You may or may not have heard of the terms 'yo-yo dieting', or 'rebounding' after competing. A brief explanation: yo-yo dieting is a term used when someone diets, loses weight and gains the weight back, often plus more weight, mostly because the strategies used were restrictive and rigid, so the weight loss and lifestyle is not easily sustainable or maintainable creating a weight loss maintenance problem and weight regain problem.
Rebounding is a term used for when competitors gain back the weight they lost during a contest prep in a short amount of time, plus some more weight often, mostly because a contest prep is often restrictive and rigid, adding in the challenge and complexity of the journey after a contest prep of getting back to eating normally.
I had an okay relationship with my body and food before competing. Going into my first prep I wanted to compete for a challenge for myself, I just wanted to do it, no expectations, the motive was healthy! I say okay because in high school I struggled with disordered eating tendencies and distorted body image. While my motivation for my first show was healthy, it exacerbated existing disordered tendencies with my body, and with food, and my relationship with food, that turned into an unhealthy cycle and state.
After my first show ended, I planned to continue to track my food and slowly add calories back in. However, sticking to that plan was a challenge as I wasn't working with a coach so I didn't have any accountability to adhere to a reverse diet after the show or a support system during this process. Doing it on my own wasn't a wise choice and it was a recipe for rebounding. I easily gave in to cravings and eating without restraint, which is not healthy when you've been eating fewer calories for months and your body is used to that, compounded with hunger hormones probably not working correctly due to months of dieting.
In a matter of a couple of months, I gained back what I had lost during prep, and more. I felt unhappy, felt uncomfortable in my skin, felt like a failure, and felt like a fraud as well as worthless. Being a personal trainer, and a professional in the fitness industry, I felt like I was a poor role model and had immense shame for having knowledge and expertise in the field, yet I was struggling.
Because I had earned my pro card, I felt shameful, that this wasn't what pro-level athletes did. I also felt that because I had earned my pro card, I needed to compete in a pro show. Doing another show was also a way to motivate me to track consistently, workout consistently and get back to a leaner physique.
In a matter of 2 months, I rebounded and then a month later, I started another prep to compete in my first pro show. I ended up qualifying for the world championships at my first pro show, so two weeks later, I went to worlds placing third.
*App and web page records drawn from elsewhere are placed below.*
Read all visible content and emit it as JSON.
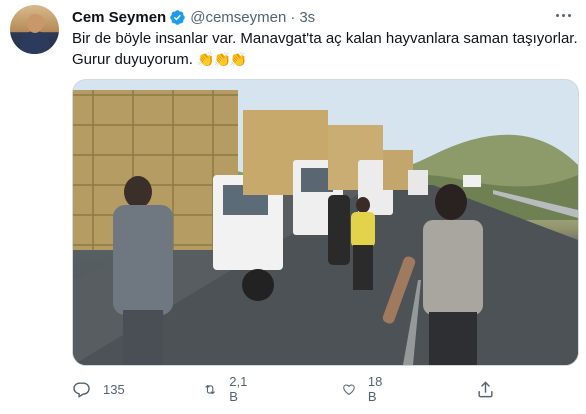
{
  "tweet": {
    "author_name": "Cem Seymen",
    "handle": "@cemseymen",
    "separator": "·",
    "time": "3s",
    "text_line1": "Bir de böyle insanlar var. Manavgat'ta aç kalan hayvanlara saman taşıyorlar.",
    "text_line2": "Gurur duyuyorum.",
    "emoji": "👏👏👏",
    "verified": true,
    "media_description": "Line of trucks loaded with hay bales on a highway with people walking"
  },
  "actions": {
    "reply_count": "135",
    "retweet_count": "2,1 B",
    "like_count": "18 B"
  },
  "colors": {
    "accent": "#1d9bf0",
    "secondary_text": "#536471",
    "primary_text": "#0f1419"
  }
}
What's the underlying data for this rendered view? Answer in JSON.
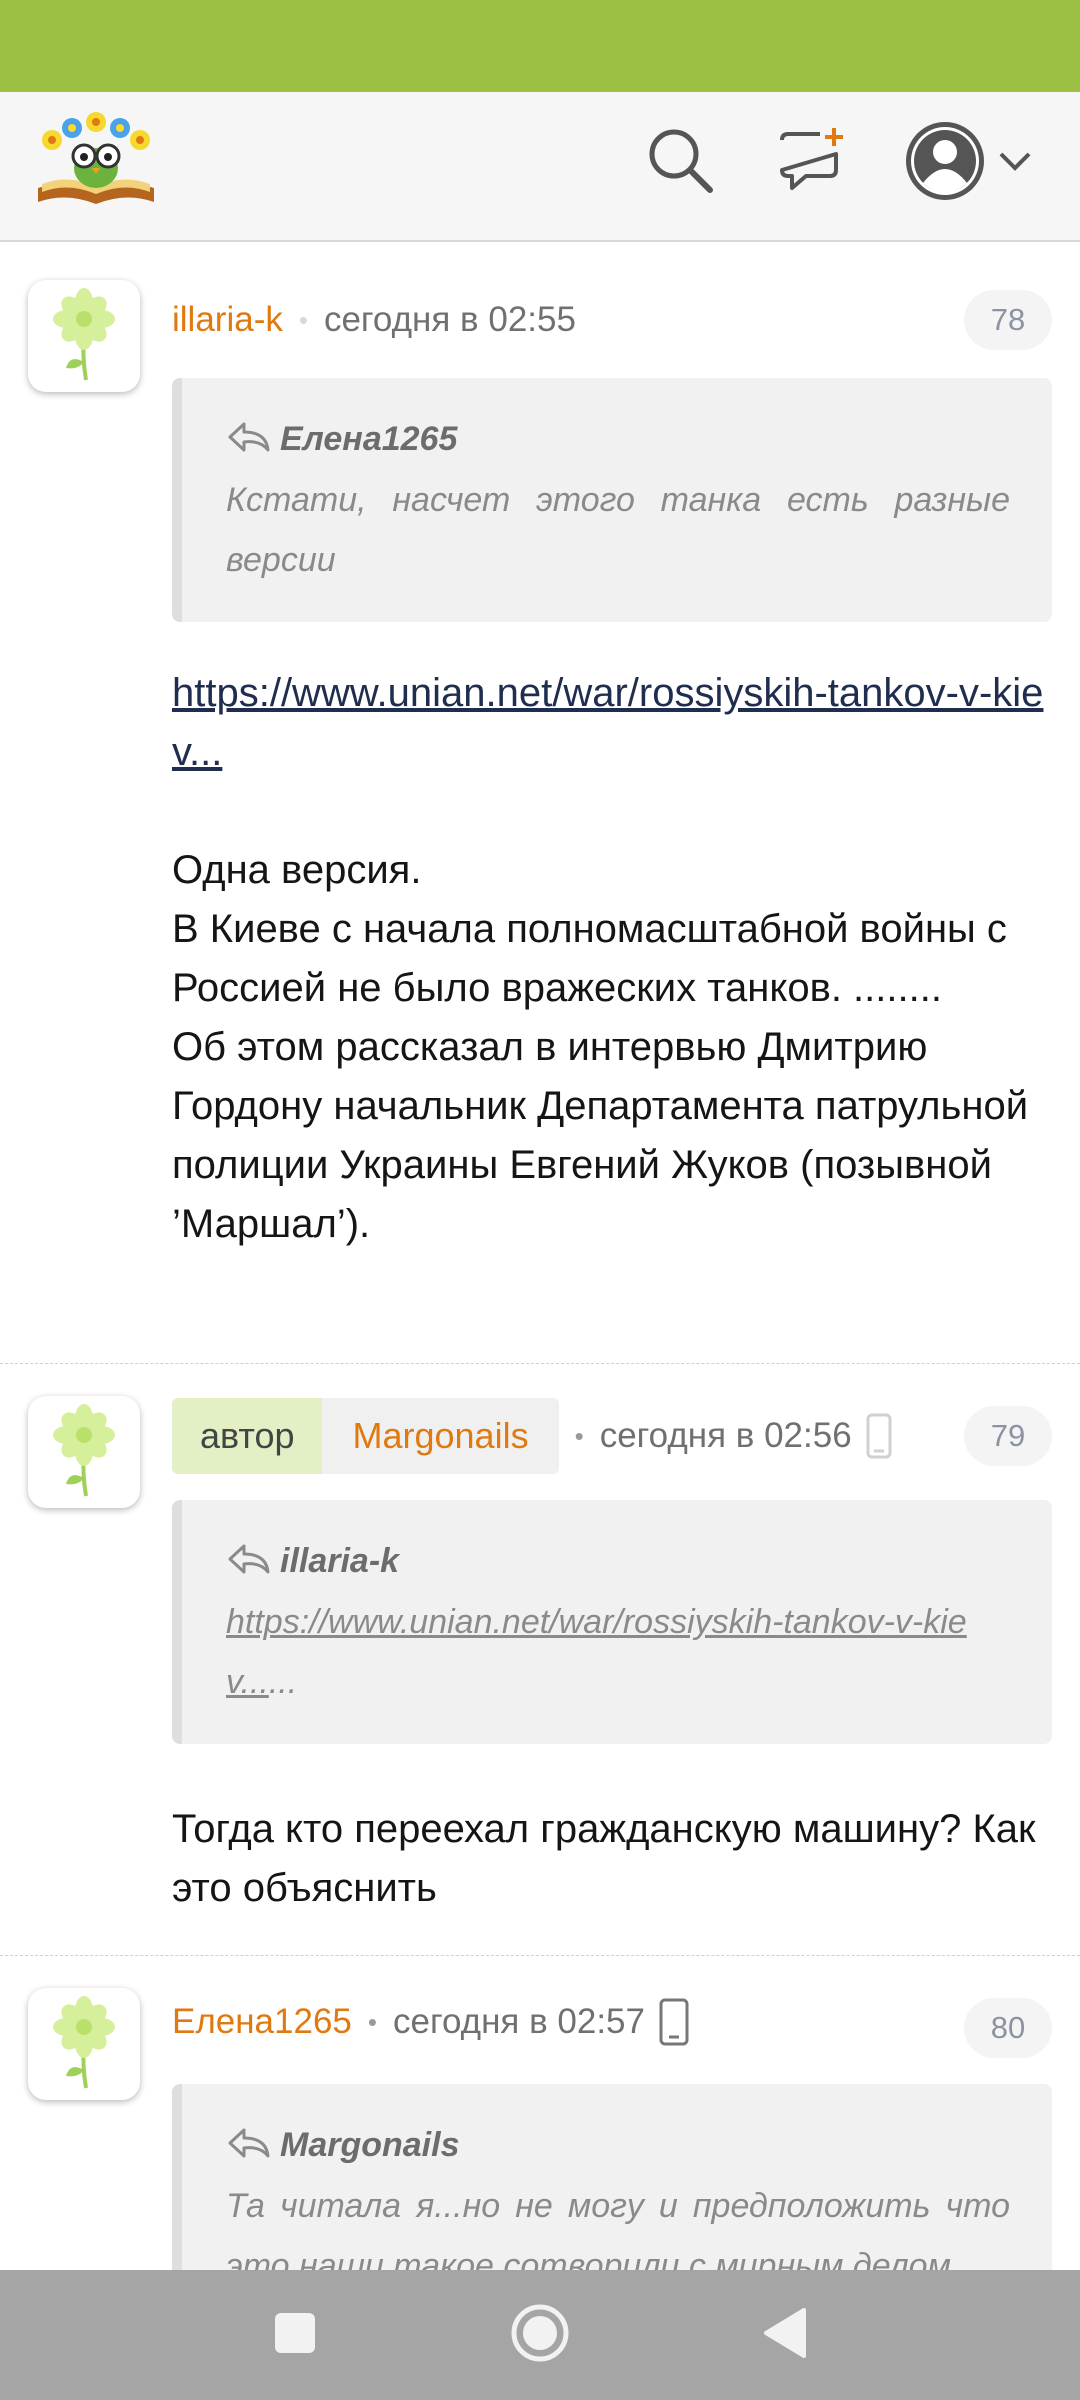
{
  "colors": {
    "status_bar": "#9bc044",
    "author": "#e07a10",
    "link": "#1f2d4f",
    "quote_bg": "#f1f1f1",
    "nav_bar": "#a5a5a5"
  },
  "header": {
    "logo": "flower-book-owl-logo",
    "icons": [
      "search-icon",
      "new-message-icon",
      "user-avatar-icon",
      "chevron-down-icon"
    ]
  },
  "comments": [
    {
      "author": "illaria-k",
      "time": "сегодня в 02:55",
      "number": "78",
      "quote": {
        "author": "Елена1265",
        "text": "Кстати, насчет этого танка есть разные версии"
      },
      "link": "https://www.unian.net/war/rossiyskih-tankov-v-kiev...",
      "paragraphs": [
        "Одна версия.",
        "В Киеве с начала полномасштабной войны с Россией не было вражеских танков. ........",
        "Об этом рассказал в интервью Дмитрию Гордону начальник Департамента патрульной полиции Украины Евгений Жуков (позывной ’Маршал’)."
      ]
    },
    {
      "badge": "автор",
      "author": "Margonails",
      "time": "сегодня в 02:56",
      "number": "79",
      "quote": {
        "author": "illaria-k",
        "link": "https://www.unian.net/war/rossiyskih-tankov-v-kiev...",
        "suffix": "..."
      },
      "paragraphs": [
        "Тогда кто переехал гражданскую машину? Как это объяснить"
      ]
    },
    {
      "author": "Елена1265",
      "time": "сегодня в 02:57",
      "number": "80",
      "quote": {
        "author": "Margonails",
        "text": "Та читала я...но не могу и предположить что это наши такое сотворили с мирным делом"
      }
    }
  ],
  "nav": {
    "icons": [
      "recent-apps-icon",
      "home-icon",
      "back-icon"
    ]
  }
}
I was incredibly happy with my efforts and the season, however, with a vague post-show plan and coaching myself, it was another recipe for rebounding, which indeed did happen. In a matter of months, I rebounded again, my show was October 24th so the next few months included the holidays which left me easily eating without restraint and the justification that it was the holidays.
This happened again for two more shows, after the 5th show, and a 5th rebound, I was depressed, and lost. Again, you might not know it from the outside as I was trying my hardest to plaster on a smile and facade that everything was good.
About 3 years after my first show, I finally got to a breaking point, a point where I couldn't deny the unworkableness of this cycle. I needed to face the truth and be honest with myself. I was struggling, this show-rebound cycle was unhealthy, and something needed to change.
Charissa Sutliff is an Online Fitness & Nutrition Development Coach, a Competition Prep Coach, Certified Personal Trainer, and holds a B.S. in Kinesiology. She also holds an M.A. in Higher Education Administration. She is enthusiastic about faith, working out, healthy nutrition, meditating, learning, growing and coffee!